It is marked by emerging technology breakthroughs in a number of fields, including robotics, artificial intelligence, blockchain, nanotechnology, quantum computing, biotechnology, The Internet of Things, 3D printing and autonomous vehicles.Unlike the first, second and third industrial revolutions which had specific geographical origins mainly the western world, the 4th industrial revolution seems to have occurred simultaneously across the globe.
Industrialization has been chiefly responsible for urbanization and that comes with its own challenges. Probably the one major advantage of the industrial era is the opportunity to create mass jobs for the populace. The other is the exploitation of natural resources and adding value to create finished products that are needed for direct consumption.The current government has through its flagship policies taken a proactive stance on industrializing Ghana.
The ‘planting for food and jobs’ and ‘the one district one factory’ are two of such policies. Whilst one seeks to push for primary production in agriculture, the other seeks to add value to the raw materials - which is the byproduct of agriculture by engaging industry. There is therefore the need for government to oversee the establishment of strategic value adding industries for processing of outputs from local primary production activities for high end-user markets in the value chain.

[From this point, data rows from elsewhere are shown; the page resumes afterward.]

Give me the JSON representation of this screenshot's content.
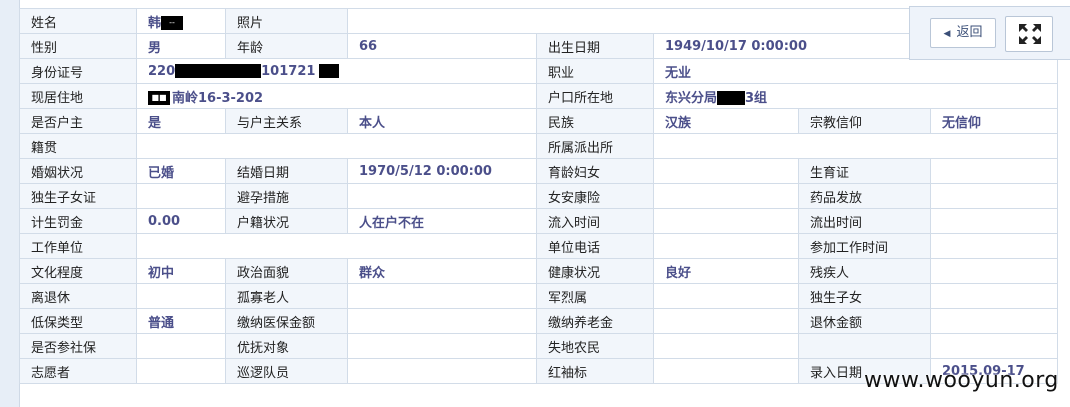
{
  "toolbar": {
    "back_label": "返回",
    "back_icon": "triangle-left-icon",
    "fullscreen_icon": "fullscreen-icon"
  },
  "watermark": "www.wooyun.org",
  "fields": {
    "name_label": "姓名",
    "name_value": "韩",
    "photo_label": "照片",
    "gender_label": "性别",
    "gender_value": "男",
    "age_label": "年龄",
    "age_value": "66",
    "birth_label": "出生日期",
    "birth_value": "1949/10/17 0:00:00",
    "id_label": "身份证号",
    "id_value_a": "220",
    "id_value_b": "101721",
    "job_label": "职业",
    "job_value": "无业",
    "addr_label": "现居住地",
    "addr_value": "南岭16-3-202",
    "hukou_label": "户口所在地",
    "hukou_value_a": "东兴分局",
    "hukou_value_b": "3组",
    "head_label": "是否户主",
    "head_value": "是",
    "relation_label": "与户主关系",
    "relation_value": "本人",
    "ethnic_label": "民族",
    "ethnic_value": "汉族",
    "religion_label": "宗教信仰",
    "religion_value": "无信仰",
    "native_label": "籍贯",
    "police_label": "所属派出所",
    "marital_label": "婚姻状况",
    "marital_value": "已婚",
    "wedding_label": "结婚日期",
    "wedding_value": "1970/5/12 0:00:00",
    "childbearing_label": "育龄妇女",
    "birthcert_label": "生育证",
    "onlychild_label": "独生子女证",
    "contraception_label": "避孕措施",
    "womenins_label": "女安康险",
    "medicine_label": "药品发放",
    "fine_label": "计生罚金",
    "fine_value": "0.00",
    "hjstatus_label": "户籍状况",
    "hjstatus_value": "人在户不在",
    "inflow_label": "流入时间",
    "outflow_label": "流出时间",
    "workunit_label": "工作单位",
    "unitphone_label": "单位电话",
    "worktime_label": "参加工作时间",
    "edu_label": "文化程度",
    "edu_value": "初中",
    "political_label": "政治面貌",
    "political_value": "群众",
    "health_label": "健康状况",
    "health_value": "良好",
    "disabled_label": "残疾人",
    "retired_label": "离退休",
    "lonely_label": "孤寡老人",
    "martyr_label": "军烈属",
    "onlychild2_label": "独生子女",
    "dibao_label": "低保类型",
    "dibao_value": "普通",
    "medins_label": "缴纳医保金额",
    "pension_label": "缴纳养老金",
    "retirepay_label": "退休金额",
    "social_label": "是否参社保",
    "preferential_label": "优抚对象",
    "landless_label": "失地农民",
    "volunteer_label": "志愿者",
    "patrol_label": "巡逻队员",
    "redband_label": "红袖标",
    "entrydate_label": "录入日期",
    "entrydate_value": "2015.09-17"
  },
  "redactions": {
    "name_mark": "--",
    "addr_mark": "■■"
  }
}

This will happen if local content policies are strengthened to empower local participation in this ambitious project and also harnessing international know-how through latest technology in production processes.The summit will touch on many topics that will converge ideas on how to take advantage of international demand for high-end products to grow our industrial sectors.
Topics such as “Value-addition prospects and available capacity in existing industries”, “Utilizing latest industrial technologies in production processes”, “Harnessing the potential of renewable energy as a cheaper source of power for industrial growth”, “Availability of power to feed the value-added industrialization”, “Technology exchange programmes with international partners” would be addressed by seasoned industrialists and financial experts from Ghana and other nations.